Rappelling down a cliff face in Los Tuxtlas, Mexico // © 2013 Jesse Guerra
By Janeen Christoff
I have rappelled once or twice in my life, but I would never call myself experienced. However, I am a little bit of an adventure junky, so when asked if I wanted to rappel down a 130-foot sea cliff above the opening of a pirate cave landing onto a boat in the ocean, I had to say yes.
I was at Roca Partida, a coastal area in Los Tuxtlas, located near Veracruz on the Gulf of Mexico. The beach here is known for a sea cave that locals say was used by pirates as a hideout for their ships — the cave looks exactly like a cookie-cutter cutout of a ship, so it’s an easy story to believe.
Standing on top of the cliff, our small group peered around a cactus to get a good look at the long drop down. From our perspective, you couldn’t see much of the cliff because the drop was pretty sheer, but you could see the boat bobbing in the waves below — a small comfort.
Our local guide, barefoot and clothed in khaki pants, a dress shirt and a bandana, didn’t speak much English. But when he asked what my name was in Spanish, I felt strangely comforted by the fact that he would at least know what to call me when instructing me in Spanish. It wasn’t all that dramatic, however, because our tour guide spoke English, and he translated what our rappelling guide said. Safety definitely came first. We listened to a lecture on how to use our equipment — a harness, gloves and a rope — as well as how to position ourselves on the cliff face and navigate the precipice at the opening of the cave so as not to get squashed by the swinging rope.
As I waited and watched some of the more experienced members of our group rapel down successfully, I began to feel anxious. Finally, it was my turn and I began to lower myself down. I was deep in concentration, watching my every step and holding my body much like the letter “L.”
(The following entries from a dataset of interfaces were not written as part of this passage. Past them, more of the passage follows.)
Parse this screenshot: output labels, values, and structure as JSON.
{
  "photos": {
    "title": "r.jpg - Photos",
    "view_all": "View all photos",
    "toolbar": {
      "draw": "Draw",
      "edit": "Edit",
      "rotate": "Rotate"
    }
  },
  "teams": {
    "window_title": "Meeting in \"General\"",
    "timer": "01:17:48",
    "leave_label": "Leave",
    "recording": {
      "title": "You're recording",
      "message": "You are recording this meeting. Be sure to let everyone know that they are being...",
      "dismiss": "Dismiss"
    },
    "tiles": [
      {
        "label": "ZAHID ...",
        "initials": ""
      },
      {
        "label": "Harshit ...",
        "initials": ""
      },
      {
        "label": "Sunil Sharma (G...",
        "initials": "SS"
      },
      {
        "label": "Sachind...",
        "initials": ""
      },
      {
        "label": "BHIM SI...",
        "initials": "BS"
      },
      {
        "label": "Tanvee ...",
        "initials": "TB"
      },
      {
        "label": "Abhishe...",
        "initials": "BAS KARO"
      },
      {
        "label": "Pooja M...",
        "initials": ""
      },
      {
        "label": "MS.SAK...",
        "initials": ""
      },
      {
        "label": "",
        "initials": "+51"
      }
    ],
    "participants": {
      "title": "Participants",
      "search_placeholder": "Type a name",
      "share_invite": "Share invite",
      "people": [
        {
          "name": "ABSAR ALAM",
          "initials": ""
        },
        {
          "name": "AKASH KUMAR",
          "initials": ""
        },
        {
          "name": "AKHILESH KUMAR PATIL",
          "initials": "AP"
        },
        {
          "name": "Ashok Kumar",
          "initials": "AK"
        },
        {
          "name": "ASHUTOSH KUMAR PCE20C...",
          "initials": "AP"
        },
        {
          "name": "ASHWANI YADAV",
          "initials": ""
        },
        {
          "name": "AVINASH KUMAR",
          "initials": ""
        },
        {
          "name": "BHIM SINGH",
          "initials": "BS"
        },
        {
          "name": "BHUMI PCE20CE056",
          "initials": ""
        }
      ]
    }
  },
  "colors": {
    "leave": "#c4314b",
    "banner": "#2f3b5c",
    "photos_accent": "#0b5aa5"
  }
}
Once you are approximately 50 feet down, you reach the mouth of the cave. We were told to go slow, and I did as instructed but just as I was coming off the edge my foot slipped, and I felt myself swing like a gauntlet toward the edge. Quickly, I let a little bit of rope out and lowered myself out of the way of the rock face. Thankfully, I swung just under the rock and heard cheers from the boat below. I had survived.
After I successfully navigated myself into the waiting skiff, one of the guides disconnected my harness and I sat down on the bench, taking what I’m sure was my first breath since I descended from the top of the rope. In my next breath I said, “Somebody got a picture of that, right?”
This guest post was written by Janeen Christoff